The first thing I asked Vanessa was how to handle the letdowns associated with a child not making the team they wanted to make. She responded, “Not making the team can be a difficult personal setback for your teen, but a great learning opportunity. First, parents should let their teen vent and explore their upset.”
“Don’t discourage your teen from displaying the hurt or frustration about not making the team. They need to get these negative feelings out of their system. Second, once they have begun to calm down help them break down what happened.”
“Was it skill level? Were they having an off day? Did they not get along with the coach? By exploring what happened you are helping your teen begin to go into solution mode. Lastly, talk to your teen about some proactive steps they can take to get on the team next year.”
“Brainstorm ways to get additional practice or perhaps even go out for a second try out. By following these steps you are giving your teen a lifelong lesson in how to deal with failure and to know that personal setbacks only make you want to work harder.”
Another area that can make parenting difficult is when one child is athletic and a second one isn’t. This can be difficult especially is the second child feels bad about themselves as a result of the difference in skill level.
When it comes to these situations, Vanessa recommends, “If parents have one child who excels in athletics and another who doesn’t, it is very important for the family to make an effort to place equal emphasis on varied skills and activities. For example, instead of watching sports all weekend or having the family go to every game, be sure to spend family time on your other child’s hobbies.”
“If your child enjoys space exploration, go to the local museum for events. If your child enjoys singing, watching singing competition shows on TV and go to a local concert. It is important to show non-athletic children that different hobbies are just as important and valuable as sports.”
Teenagers can be moody, up one minute and down the next. However, I wanted to know what the best way is to help a child who suffers from low self-esteem. Vanessa replied, “Low self-esteem is one of the hardest issues for both parents and teens. The best way to help a teen with low self-confidence is to find them activities and hobbies that make them feel accomplished and strong.”
“Many teens get low self-esteem when they feel behind in school and sports. But these are not the only activities where teens can excel. Parents should sit down with their teen and brainstorm alternative activities that are just as meaningful and interesting.”

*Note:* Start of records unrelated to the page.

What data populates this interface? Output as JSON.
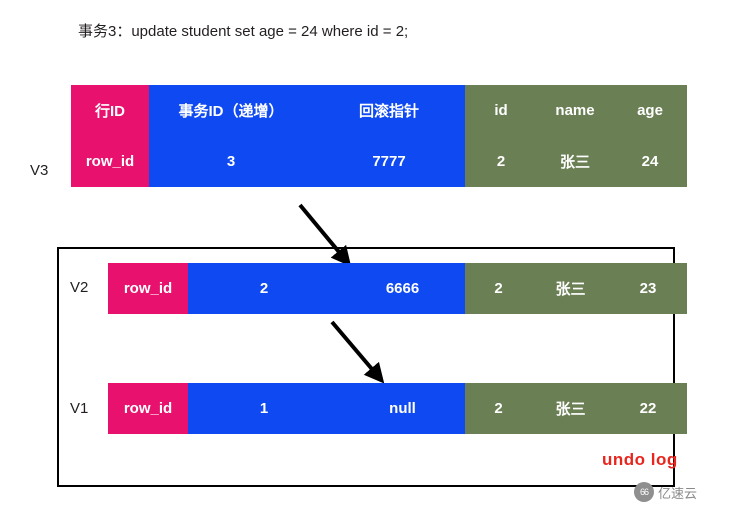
{
  "caption": "事务3：update student set age = 24 where id = 2;",
  "colors": {
    "pink": "#e8126e",
    "blue": "#0f49f1",
    "green": "#6b7f55",
    "undo_red": "#e8261e",
    "box_border": "#000000",
    "arrow": "#000000"
  },
  "headers": [
    "行ID",
    "事务ID（递增）",
    "回滚指针",
    "id",
    "name",
    "age"
  ],
  "rows": [
    {
      "label": "V3",
      "cells": [
        "row_id",
        "3",
        "7777",
        "2",
        "张三",
        "24"
      ]
    },
    {
      "label": "V2",
      "cells": [
        "row_id",
        "2",
        "6666",
        "2",
        "张三",
        "23"
      ]
    },
    {
      "label": "V1",
      "cells": [
        "row_id",
        "1",
        "null",
        "2",
        "张三",
        "22"
      ]
    }
  ],
  "undo_log_label": "undo log",
  "watermark": {
    "logo": "66",
    "text": "亿速云"
  }
}
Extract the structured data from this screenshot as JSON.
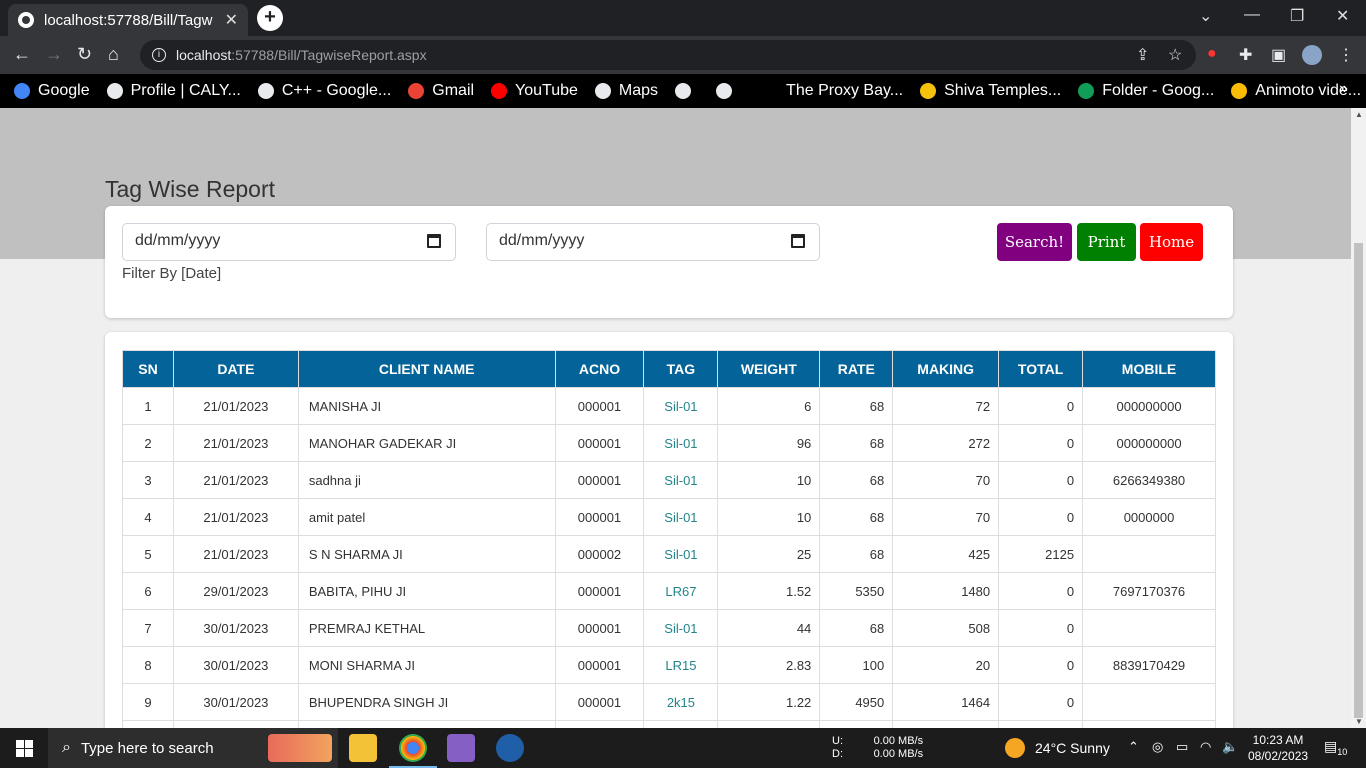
{
  "browser": {
    "tab_title": "localhost:57788/Bill/Tagw",
    "tab_close": "✕",
    "new_tab": "+",
    "url_host": "localhost",
    "url_path": ":57788/Bill/TagwiseReport.aspx"
  },
  "bookmarks": [
    {
      "label": "Google",
      "color": "#4285f4"
    },
    {
      "label": "Profile | CALY...",
      "color": "#e8eaed"
    },
    {
      "label": "C++ - Google...",
      "color": "#e8eaed"
    },
    {
      "label": "Gmail",
      "color": "#ea4335"
    },
    {
      "label": "YouTube",
      "color": "#ff0000"
    },
    {
      "label": "Maps",
      "color": "#e8eaed"
    },
    {
      "label": "",
      "color": "#e8eaed"
    },
    {
      "label": "",
      "color": "#e8eaed"
    },
    {
      "label": "The Proxy Bay...",
      "color": "#000000"
    },
    {
      "label": "Shiva Temples...",
      "color": "#f4c20d"
    },
    {
      "label": "Folder - Goog...",
      "color": "#0f9d58"
    },
    {
      "label": "Animoto vide...",
      "color": "#fbbc05"
    }
  ],
  "page": {
    "title": "Tag Wise Report",
    "date_from_placeholder": "dd/mm/yyyy",
    "date_to_placeholder": "dd/mm/yyyy",
    "filter_label": "Filter By [Date]",
    "search_label": "Search!",
    "print_label": "Print",
    "home_label": "Home",
    "colors": {
      "search": "#800080",
      "print": "#008000",
      "home": "#ff0000",
      "header": "#046499"
    }
  },
  "table": {
    "headers": [
      "SN",
      "DATE",
      "CLIENT NAME",
      "ACNO",
      "TAG",
      "WEIGHT",
      "RATE",
      "MAKING",
      "TOTAL",
      "MOBILE"
    ],
    "rows": [
      [
        "1",
        "21/01/2023",
        "MANISHA JI",
        "000001",
        "Sil-01",
        "6",
        "68",
        "72",
        "0",
        "000000000"
      ],
      [
        "2",
        "21/01/2023",
        "MANOHAR GADEKAR JI",
        "000001",
        "Sil-01",
        "96",
        "68",
        "272",
        "0",
        "000000000"
      ],
      [
        "3",
        "21/01/2023",
        "sadhna ji",
        "000001",
        "Sil-01",
        "10",
        "68",
        "70",
        "0",
        "6266349380"
      ],
      [
        "4",
        "21/01/2023",
        "amit patel",
        "000001",
        "Sil-01",
        "10",
        "68",
        "70",
        "0",
        "0000000"
      ],
      [
        "5",
        "21/01/2023",
        "S N SHARMA JI",
        "000002",
        "Sil-01",
        "25",
        "68",
        "425",
        "2125",
        ""
      ],
      [
        "6",
        "29/01/2023",
        "BABITA, PIHU JI",
        "000001",
        "LR67",
        "1.52",
        "5350",
        "1480",
        "0",
        "7697170376"
      ],
      [
        "7",
        "30/01/2023",
        "PREMRAJ KETHAL",
        "000001",
        "Sil-01",
        "44",
        "68",
        "508",
        "0",
        ""
      ],
      [
        "8",
        "30/01/2023",
        "MONI SHARMA JI",
        "000001",
        "LR15",
        "2.83",
        "100",
        "20",
        "0",
        "8839170429"
      ],
      [
        "9",
        "30/01/2023",
        "BHUPENDRA SINGH JI",
        "000001",
        "2k15",
        "1.22",
        "4950",
        "1464",
        "0",
        ""
      ]
    ]
  },
  "taskbar": {
    "search_placeholder": "Type here to search",
    "net_up": "U:",
    "net_down": "D:",
    "net_up_val": "0.00 MB/s",
    "net_down_val": "0.00 MB/s",
    "weather": "24°C  Sunny",
    "time": "10:23 AM",
    "date": "08/02/2023",
    "notif_count": "10"
  }
}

“Whether that’s robotics, painting or kayaking, help your teen find their activity where they can excel. Not only will mastering a new hobby help them feel good, it can also be a great resume booster and a way to make new friends, all great for self-esteem.”
Teenagers are competitive and can be cruel when bragging about how much better they are at something than their friends are. I asked Vanessa how to address these types of unhealthy relationships.
“Parents have to tread carefully when dealing with their child’s friends. As teens grow up, they use friendships and bonds as a way of exploring their own identity. If parents criticize or forbid certain friendships they run the risk of alienating their child.”
“There are two ways parents can deal with their child’s unhealthy friendships. First, model and discuss your own friendship concerns. For example, talk to your child about your own past unhealthy friendships and how difficult it was to deal with. This can help a teen think about their own friendships critically.”
“Second, encourage the right friendships. Parents can encourage their teen to invite or spend time with friends who are a better influence by taking them on family outings or promising sleepovers with the more positive friends.”
If you have a teenager that your are struggling to help, or if you are interested in more of Vanessa Van Petten’s great advice, check out her website at www.radicalparenting.com.
If you liked this article and want instant updates of all the celebrity stories, click the Subscribe button. To keep up with everything Kelly writes, follow her on Facebook and Twitter or connect on Pinterest. Find more by Kelly on her website.
©Kelly Cozzone, All Rights Reserved. No part of this article may be reproduced without prior permissions from the author. The first two sentences may be reposted with a link back to the original article.